Mentions: We can relate our results back to the predictions made by the energy budget models. Host size increased with increasing energy to reproduction (figure 5a). Age at castration was unaffected by treatment (figure 5b; ANOVA, F = 1.14, d.f. = 5.32, p = 0.36), despite the fact that the treatments caused an observable change in pre-castration fecundity (electronic supplementary material, figure S3). Parasite fitness increased with increasing energy to reproduction (figure 5c; ANOVA, F = 18.0, d.f. = 5.32, p = 1.38 × 10−8).Figure 5.

Bottom Line: Because these processes will affect both host and parasite fitness, it can be challenging to determine who benefits from them.Our results show that starvation primarily affects investment in reproduction, and increasing starvation stress reduces gigantism and parasite fitness without affecting castration.These results are consistent with an energetic structure where the parasite uses growth energy as a resource.

View Article: PubMed Central - PubMed

Affiliation: Department of Biology, Queen's University, Kingston, Ontario, Canada cressler@queensu.ca.

ABSTRACT
Parasites often induce life-history changes in their hosts. In many cases, these infection-induced life-history changes are driven by changes in the pattern of energy allocation and utilization within the host. Because these processes will affect both host and parasite fitness, it can be challenging to determine who benefits from them. Determining the causes and consequences of infection-induced life-history changes requires the ability to experimentally manipulate life history and a framework for connecting life history to host and parasite fitness. Here, we combine a novel starvation manipulation with energy budget models to provide new insights into castration and gigantism in the Daphnia magna-Pasteuria ramosa host-parasite system.
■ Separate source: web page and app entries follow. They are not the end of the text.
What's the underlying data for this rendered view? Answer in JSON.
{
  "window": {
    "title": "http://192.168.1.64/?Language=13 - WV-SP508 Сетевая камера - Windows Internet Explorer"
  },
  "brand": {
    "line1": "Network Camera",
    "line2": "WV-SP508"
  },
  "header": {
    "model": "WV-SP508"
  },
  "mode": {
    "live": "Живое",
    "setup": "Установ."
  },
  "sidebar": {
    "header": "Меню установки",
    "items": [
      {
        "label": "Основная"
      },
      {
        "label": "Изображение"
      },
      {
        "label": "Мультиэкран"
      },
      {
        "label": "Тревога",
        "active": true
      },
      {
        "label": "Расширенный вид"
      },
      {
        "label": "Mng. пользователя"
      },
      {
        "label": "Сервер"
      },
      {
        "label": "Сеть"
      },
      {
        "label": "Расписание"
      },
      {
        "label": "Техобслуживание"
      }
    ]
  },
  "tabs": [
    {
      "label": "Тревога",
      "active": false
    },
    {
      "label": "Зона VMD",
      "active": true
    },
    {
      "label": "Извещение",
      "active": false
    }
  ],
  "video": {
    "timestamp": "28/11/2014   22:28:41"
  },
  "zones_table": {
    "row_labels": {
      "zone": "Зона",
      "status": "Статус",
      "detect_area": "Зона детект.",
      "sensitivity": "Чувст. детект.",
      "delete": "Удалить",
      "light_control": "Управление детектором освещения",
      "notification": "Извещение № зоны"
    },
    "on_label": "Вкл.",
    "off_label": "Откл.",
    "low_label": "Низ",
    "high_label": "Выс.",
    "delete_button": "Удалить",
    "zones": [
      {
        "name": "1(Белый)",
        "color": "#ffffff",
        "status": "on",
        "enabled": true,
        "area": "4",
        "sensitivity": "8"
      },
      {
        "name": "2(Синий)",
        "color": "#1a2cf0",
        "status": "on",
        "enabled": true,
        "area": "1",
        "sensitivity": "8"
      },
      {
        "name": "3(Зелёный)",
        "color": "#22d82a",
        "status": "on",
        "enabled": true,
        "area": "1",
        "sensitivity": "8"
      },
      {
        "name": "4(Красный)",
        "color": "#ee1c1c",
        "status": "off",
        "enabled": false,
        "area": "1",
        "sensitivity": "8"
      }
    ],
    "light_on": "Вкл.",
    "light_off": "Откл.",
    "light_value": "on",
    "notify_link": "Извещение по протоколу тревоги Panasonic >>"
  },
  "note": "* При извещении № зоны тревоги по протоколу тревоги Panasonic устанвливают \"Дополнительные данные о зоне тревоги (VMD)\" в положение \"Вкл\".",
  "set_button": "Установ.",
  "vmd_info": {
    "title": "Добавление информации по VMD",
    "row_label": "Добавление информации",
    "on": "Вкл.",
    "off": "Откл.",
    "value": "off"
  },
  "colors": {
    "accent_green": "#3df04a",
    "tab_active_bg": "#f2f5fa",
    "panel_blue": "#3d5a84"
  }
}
Our results show that starvation primarily affects investment in reproduction, and increasing starvation stress reduces gigantism and parasite fitness without affecting castration. These results are consistent with an energetic structure where the parasite uses growth energy as a resource. This finding gives us new understanding of the role of castration and gigantism in this system, and how life-history variation will affect infection outcome and epidemiological dynamics. The approach of combining targeted life-history manipulations with energy budget models can be adapted to understand life-history changes in other disease systems.

Show MeSH
Related in: MedlinePlus